-- Records provided follows --

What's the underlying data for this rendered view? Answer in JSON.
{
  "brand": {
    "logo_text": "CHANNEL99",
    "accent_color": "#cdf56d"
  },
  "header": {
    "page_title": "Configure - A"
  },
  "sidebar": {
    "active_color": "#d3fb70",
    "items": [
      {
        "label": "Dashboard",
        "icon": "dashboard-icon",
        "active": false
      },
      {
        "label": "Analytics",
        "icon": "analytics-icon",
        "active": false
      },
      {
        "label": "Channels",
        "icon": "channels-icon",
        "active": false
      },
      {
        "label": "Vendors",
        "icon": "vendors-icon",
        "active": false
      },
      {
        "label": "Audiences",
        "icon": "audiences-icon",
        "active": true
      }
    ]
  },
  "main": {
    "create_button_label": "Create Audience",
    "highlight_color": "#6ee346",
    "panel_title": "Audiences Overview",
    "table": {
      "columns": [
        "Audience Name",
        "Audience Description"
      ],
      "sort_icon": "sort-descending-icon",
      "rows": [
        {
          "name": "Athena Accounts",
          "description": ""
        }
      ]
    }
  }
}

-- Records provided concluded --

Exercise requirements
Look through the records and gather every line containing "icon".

Answer box
        "icon": "dashboard-icon",
        "icon": "analytics-icon",
        "icon": "channels-icon",
        "icon": "vendors-icon",
        "icon": "audiences-icon",
      "sort_icon": "sort-descending-icon",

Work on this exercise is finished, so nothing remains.